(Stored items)
--------------------------------------------------

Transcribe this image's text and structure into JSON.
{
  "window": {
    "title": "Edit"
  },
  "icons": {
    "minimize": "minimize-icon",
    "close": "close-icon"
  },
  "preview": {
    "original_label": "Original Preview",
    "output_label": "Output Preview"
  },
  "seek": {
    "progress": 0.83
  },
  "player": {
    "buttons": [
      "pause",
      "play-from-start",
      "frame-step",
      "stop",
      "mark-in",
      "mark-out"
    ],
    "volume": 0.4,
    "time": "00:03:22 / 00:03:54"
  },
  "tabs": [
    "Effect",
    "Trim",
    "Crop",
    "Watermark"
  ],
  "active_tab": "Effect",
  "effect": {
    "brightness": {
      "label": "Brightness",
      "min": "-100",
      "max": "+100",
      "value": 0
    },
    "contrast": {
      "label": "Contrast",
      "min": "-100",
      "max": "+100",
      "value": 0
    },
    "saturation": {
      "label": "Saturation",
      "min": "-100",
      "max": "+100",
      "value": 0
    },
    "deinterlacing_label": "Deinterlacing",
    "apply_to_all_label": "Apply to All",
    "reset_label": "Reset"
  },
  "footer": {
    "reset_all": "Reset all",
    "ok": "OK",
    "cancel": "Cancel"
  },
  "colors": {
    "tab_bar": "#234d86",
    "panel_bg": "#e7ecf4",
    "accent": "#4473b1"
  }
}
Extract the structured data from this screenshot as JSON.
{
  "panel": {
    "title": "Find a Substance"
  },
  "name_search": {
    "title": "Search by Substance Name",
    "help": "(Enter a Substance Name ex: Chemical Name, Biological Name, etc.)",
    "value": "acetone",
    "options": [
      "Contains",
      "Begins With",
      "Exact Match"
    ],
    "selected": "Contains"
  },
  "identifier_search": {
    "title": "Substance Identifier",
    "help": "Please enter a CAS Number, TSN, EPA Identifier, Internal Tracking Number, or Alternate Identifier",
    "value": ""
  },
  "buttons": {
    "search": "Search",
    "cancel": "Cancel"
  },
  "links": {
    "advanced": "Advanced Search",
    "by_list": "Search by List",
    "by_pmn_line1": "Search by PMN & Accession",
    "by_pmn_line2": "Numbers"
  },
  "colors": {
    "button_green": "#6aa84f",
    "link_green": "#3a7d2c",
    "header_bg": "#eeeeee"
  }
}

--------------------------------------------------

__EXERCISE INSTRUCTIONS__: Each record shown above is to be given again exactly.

__PROBLEM SOLUTION__:
Transcribe this image's text and structure into JSON.
{
  "window": {
    "title": "Edit"
  },
  "icons": {
    "minimize": "minimize-icon",
    "close": "close-icon"
  },
  "preview": {
    "original_label": "Original Preview",
    "output_label": "Output Preview"
  },
  "seek": {
    "progress": 0.83
  },
  "player": {
    "buttons": [
      "pause",
      "play-from-start",
      "frame-step",
      "stop",
      "mark-in",
      "mark-out"
    ],
    "volume": 0.4,
    "time": "00:03:22 / 00:03:54"
  },
  "tabs": [
    "Effect",
    "Trim",
    "Crop",
    "Watermark"
  ],
  "active_tab": "Effect",
  "effect": {
    "brightness": {
      "label": "Brightness",
      "min": "-100",
      "max": "+100",
      "value": 0
    },
    "contrast": {
      "label": "Contrast",
      "min": "-100",
      "max": "+100",
      "value": 0
    },
    "saturation": {
      "label": "Saturation",
      "min": "-100",
      "max": "+100",
      "value": 0
    },
    "deinterlacing_label": "Deinterlacing",
    "apply_to_all_label": "Apply to All",
    "reset_label": "Reset"
  },
  "footer": {
    "reset_all": "Reset all",
    "ok": "OK",
    "cancel": "Cancel"
  },
  "colors": {
    "tab_bar": "#234d86",
    "panel_bg": "#e7ecf4",
    "accent": "#4473b1"
  }
}
Extract the structured data from this screenshot as JSON.
{
  "panel": {
    "title": "Find a Substance"
  },
  "name_search": {
    "title": "Search by Substance Name",
    "help": "(Enter a Substance Name ex: Chemical Name, Biological Name, etc.)",
    "value": "acetone",
    "options": [
      "Contains",
      "Begins With",
      "Exact Match"
    ],
    "selected": "Contains"
  },
  "identifier_search": {
    "title": "Substance Identifier",
    "help": "Please enter a CAS Number, TSN, EPA Identifier, Internal Tracking Number, or Alternate Identifier",
    "value": ""
  },
  "buttons": {
    "search": "Search",
    "cancel": "Cancel"
  },
  "links": {
    "advanced": "Advanced Search",
    "by_list": "Search by List",
    "by_pmn_line1": "Search by PMN & Accession",
    "by_pmn_line2": "Numbers"
  },
  "colors": {
    "button_green": "#6aa84f",
    "link_green": "#3a7d2c",
    "header_bg": "#eeeeee"
  }
}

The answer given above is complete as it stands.